In a previous post, I discussed how in Indonesia, entrenched cultural norms make corruption hard to eradicate, and I argued that because of this anticorruption reformers should promote educational curricula–at the elementary, junior high school, and high school levels–as a long-term mechanism to change the corruption culture. While my earlier post focused on Indonesia, many other countries–such as the Philippines, India, China, and others–are also beset by an entrenched culture of corruption. These countries, therefore, should also adopt anticorruption education initiatives to help change this culture.
But what goes into the design of effective anticorruption education programs? What factors must be considered? How can we ensure that anticorruption education is genuinely effective? While the issues are complex and many are country-specific, I want to highlight six important components of a successful anticorruption education program.
- First, prior to implementing an anticorruption curricula in schools, countries need to establish a legal basis to compel schools to ensure these curricula are effectively implemented. Because implementing new anticorruption curricula would require schools to incur additional cost, time, and energy, many schools will be reluctant to do so absent legal compulsion (for example, a threat to revoke a school’s education license if it has failed to implement the program within a specific period of time).
- Second, anticorruption education should be embedded in the school’s curricula, not just in the form of a special seminar series or ad hoc trainings. The objective of anticorruption education is to raise a generation of citizens who despise rather than tolerate or embrace corruption, thus reducing the likelihood that corruption will remain embedded in the culture. Because school is a place where children spend most of their time, it serves as an effective medium for social acculturation at the earliest stage. But to be effective, anticorruption messages must be integrated throughout the curriculum, starting from the elementary school level.
- Third, the government must conduct careful research prior to the implementation of the curricula, drawing on the expertise of education psychologists and other experts, to find out the most effective way to inculcate anticorruption norms. This includes figuring out the best way to target anticorruption education at children in different age groups, so that the material will not be presented in a way that is too early or too late, too fast or too slow. Countries could learn from the Republic of Macedonia’s established programs, teacher’s manuals, and promotional materials to implement anticorruption education for their elementary school students.

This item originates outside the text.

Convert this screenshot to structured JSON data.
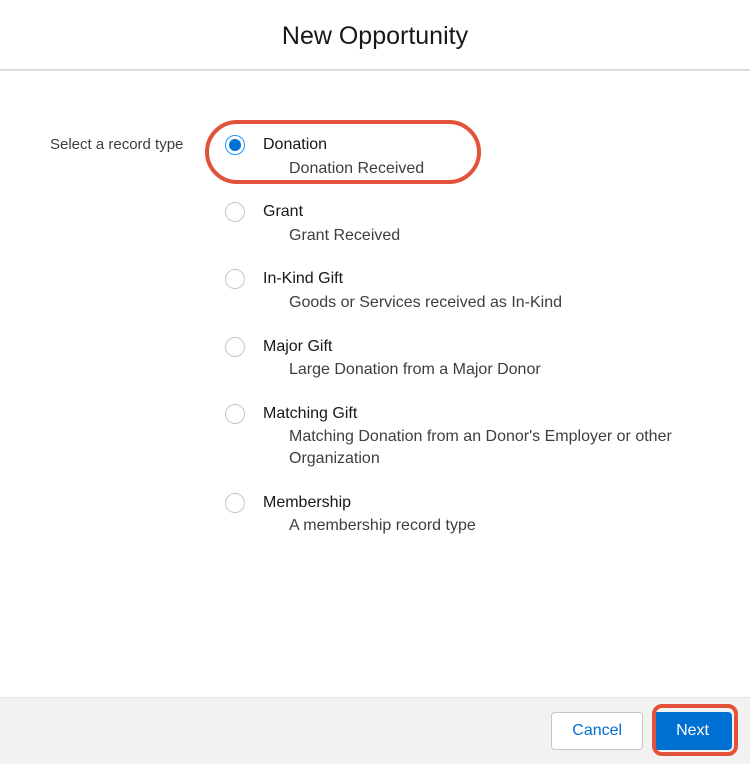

If necessary, each province or state could tailor its curricula to the circumstances of each area.
- Fourth, the government also needs to prepare education for schoolteachers in order to ensure their capability in implementing the anticorruption curricula. This step is vital because the success of the program will depend on the ability of teachers to the deliver the curricula to students.
- Fifth, the government must devote sufficient attention to issues of measurement and evaluation, so it can determine how well the programs are working, and adjust them if they are not effective. The students, for example, should be regularly assessed, using similar tests and techniques employed to gauge student mastery in “regular” subjects like math and history. To monitor the overall impact of the program, the government could also adopt the evaluation models used by Transparency International (TI) in its Corruption Perception Index (CPI), using a combination of surveys and assessments of corruption, collected by a variety of reputable institutions within a country. To date, TI’s CPI is the most widely used corruption indicator worldwide. Although some have raised questions and criticisms about its uses, including on this blog, measuring the success of the program is difficult, and countries need to start somewhere. Additionally, in designing assessment and evaluation schemes, countries need to set feasible targets, neither too high nor too low.
- Sixth, because nothing can more thoroughly undercut the effectiveness of anticorruption messages than corruption within the school–when sends the message that the curriculum is a hypocritical joke–the government should punish the perpetrators of corruption in schools severely, especially if the perpetrators are teachers.
If a solid foundation can be established, then anticorruption education can be one of the most consistent and effective ways to produce a new generation of anticorruption citizens who will demolish the pro-corruption culture.